**DATA:**

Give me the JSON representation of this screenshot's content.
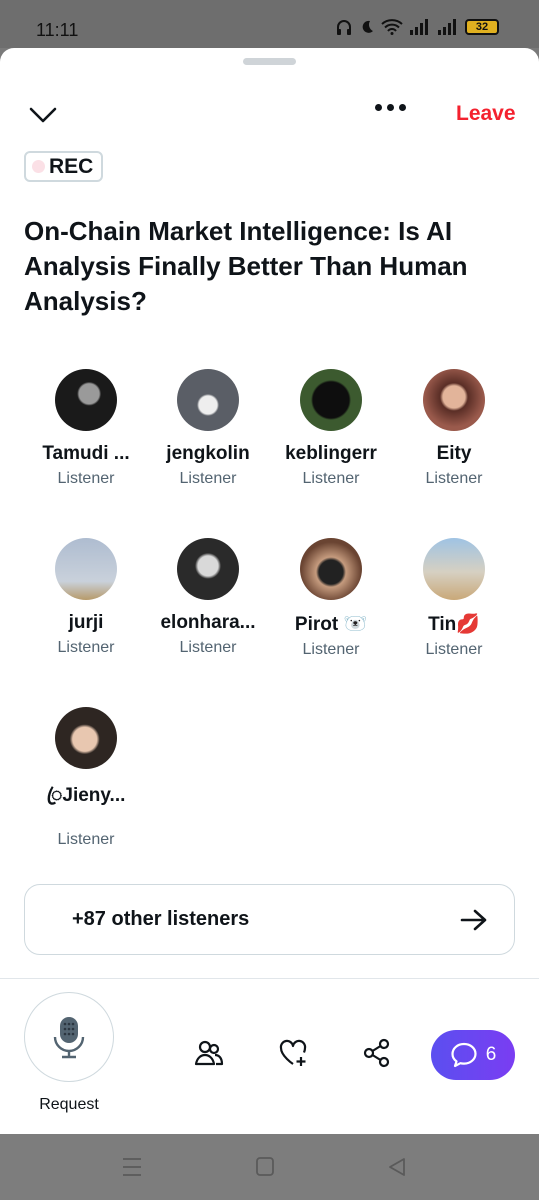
{
  "status_bar": {
    "time": "11:11",
    "battery": "32"
  },
  "header": {
    "leave_label": "Leave"
  },
  "badge": {
    "label": "REC"
  },
  "space": {
    "title": "On-Chain Market Intelligence: Is AI Analysis Finally Better Than Human Analysis?"
  },
  "participants": [
    {
      "name": "Tamudi ...",
      "role": "Listener",
      "avatar_color": "#1a1a1a"
    },
    {
      "name": "jengkolin",
      "role": "Listener",
      "avatar_color": "#5a5e66"
    },
    {
      "name": "keblingerr",
      "role": "Listener",
      "avatar_color": "#2c3a2a"
    },
    {
      "name": "Eity",
      "role": "Listener",
      "avatar_color": "#9a5a4c"
    },
    {
      "name": "jurji",
      "role": "Listener",
      "avatar_color": "#b9c6d6"
    },
    {
      "name": "elonhara...",
      "role": "Listener",
      "avatar_color": "#3a3a3a"
    },
    {
      "name": "Pirot 🐻‍❄️",
      "role": "Listener",
      "avatar_color": "#7a5040"
    },
    {
      "name": "Tin💋",
      "role": "Listener",
      "avatar_color": "#c7b89b"
    },
    {
      "name": "ꦿJieny...",
      "role": "Listener",
      "avatar_color": "#4a3e38"
    }
  ],
  "others": {
    "label": "+87 other listeners"
  },
  "footer": {
    "request_label": "Request",
    "comments_count": "6"
  },
  "colors": {
    "leave": "#f4212e",
    "comments_gradient_start": "#5b4ff0",
    "comments_gradient_end": "#7a3df2"
  },
  "icons": [
    "chevron-down-icon",
    "more-icon",
    "microphone-icon",
    "people-icon",
    "heart-plus-icon",
    "share-icon",
    "chat-bubble-icon",
    "arrow-right-icon"
  ]
}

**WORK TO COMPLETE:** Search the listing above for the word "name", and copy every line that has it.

**FINISHED TASK:**
      "name": "Tamudi ...",
      "name": "jengkolin",
      "name": "keblingerr",
      "name": "Eity",
      "name": "jurji",
      "name": "elonhara...",
      "name": "Pirot 🐻‍❄️",
      "name": "Tin💋",
      "name": "ꦿJieny...",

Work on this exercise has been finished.